"As CEO, I take this very seriously. But at the same time, it strengthened my resolve to transform Sony," Hirai told hundreds of journalists. "Employees too want to restore Sony to its former glory and go beyond."
Sony, whose businesses run from digital cameras and personal computers to PlayStation game consoles and movies such as "The Smurfs," has been battered by competitors including Apple Inc. and Samsung Electronics Co. For years, it has been struggling to regain the swagger and innovative flair that made it a dominant force in the 1980s and early 1990s.
The company has also been hit over the past year by production disruptions from flooding in Thailand and a strong yen, which reduces income from exports.
"Sony will change. I've fully dedicated myself to changing Sony," said Hirai, 51, who took over the helm from Welsh-born Howard Stringer this month.
Hirai said he was committed to strengthening the company's mainstay electronics business -- which includes digital cameras, games and smartphones -- by concentrating investment and technological development in this division. He aims to boost its share of overall company sales to 70 percent by the year through March 2015 from current 60 percent.
Through cutting fixed and operating costs, Sony will make its TV business, which has lost money for eight straight years, profitable again by the fiscal year through March 2014, he said.
To cover the job cuts and restructuring efforts, Sony will take a 75 billion yen charge this fiscal year.

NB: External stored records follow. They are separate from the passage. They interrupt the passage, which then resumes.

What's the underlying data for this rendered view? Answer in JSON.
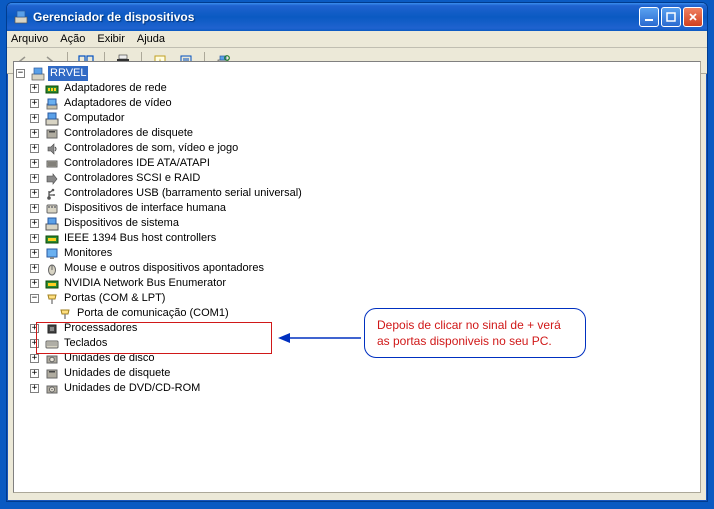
{
  "window": {
    "title": "Gerenciador de dispositivos"
  },
  "menu": {
    "arquivo": "Arquivo",
    "acao": "Ação",
    "exibir": "Exibir",
    "ajuda": "Ajuda"
  },
  "tree": {
    "root": "RRVEL",
    "items": {
      "i0": "Adaptadores de rede",
      "i1": "Adaptadores de vídeo",
      "i2": "Computador",
      "i3": "Controladores de disquete",
      "i4": "Controladores de som, vídeo e jogo",
      "i5": "Controladores IDE ATA/ATAPI",
      "i6": "Controladores SCSI e RAID",
      "i7": "Controladores USB (barramento serial universal)",
      "i8": "Dispositivos de interface humana",
      "i9": "Dispositivos de sistema",
      "i10": "IEEE 1394 Bus host controllers",
      "i11": "Monitores",
      "i12": "Mouse e outros dispositivos apontadores",
      "i13": "NVIDIA Network Bus Enumerator",
      "i14": "Portas (COM & LPT)",
      "i14_0": "Porta de comunicação (COM1)",
      "i15": "Processadores",
      "i16": "Teclados",
      "i17": "Unidades de disco",
      "i18": "Unidades de disquete",
      "i19": "Unidades de DVD/CD-ROM"
    }
  },
  "annotation": {
    "line1": "Depois de clicar no sinal de + verá",
    "line2": "as portas disponiveis no seu PC."
  },
  "expanders": {
    "plus": "+",
    "minus": "−"
  }
}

Sony also will also seek new growth in emerging markets such as India and Mexico, targeting 2.6 trillion yen in sales by the year through March 2015.

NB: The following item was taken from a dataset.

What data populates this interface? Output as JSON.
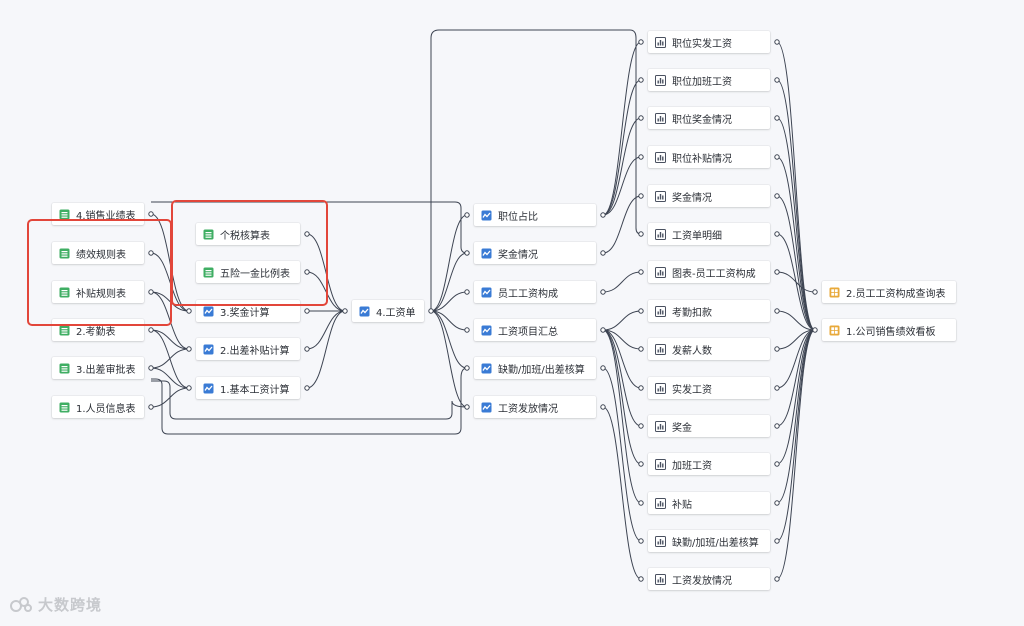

Sony also plans to expand its medical equipment business with products such as endoscopes and will enter the medical diagnostics business.
The company aims for 8.5 trillion yen in overall sales for the year through March 2015, up from a forecast of 6.4 trillion yen for the just-ended fiscal year.
In February, Sony raised its net loss forecast to 220 billion yen. But on Tuesday, it further revised that to a 520 billion yen loss, mainly blaming an additional tax expense of 300 billion yen stemming from revaluing U.S. tax credits that are unlikely to be used due its string of losses.
It stuck with its operating loss forecast of 95 billion yen ($1.2 billion). Sony predicts a return to an operating profit of about 180 billion yen for the year through March 2013.
It will release earnings results and forecasts on May 10.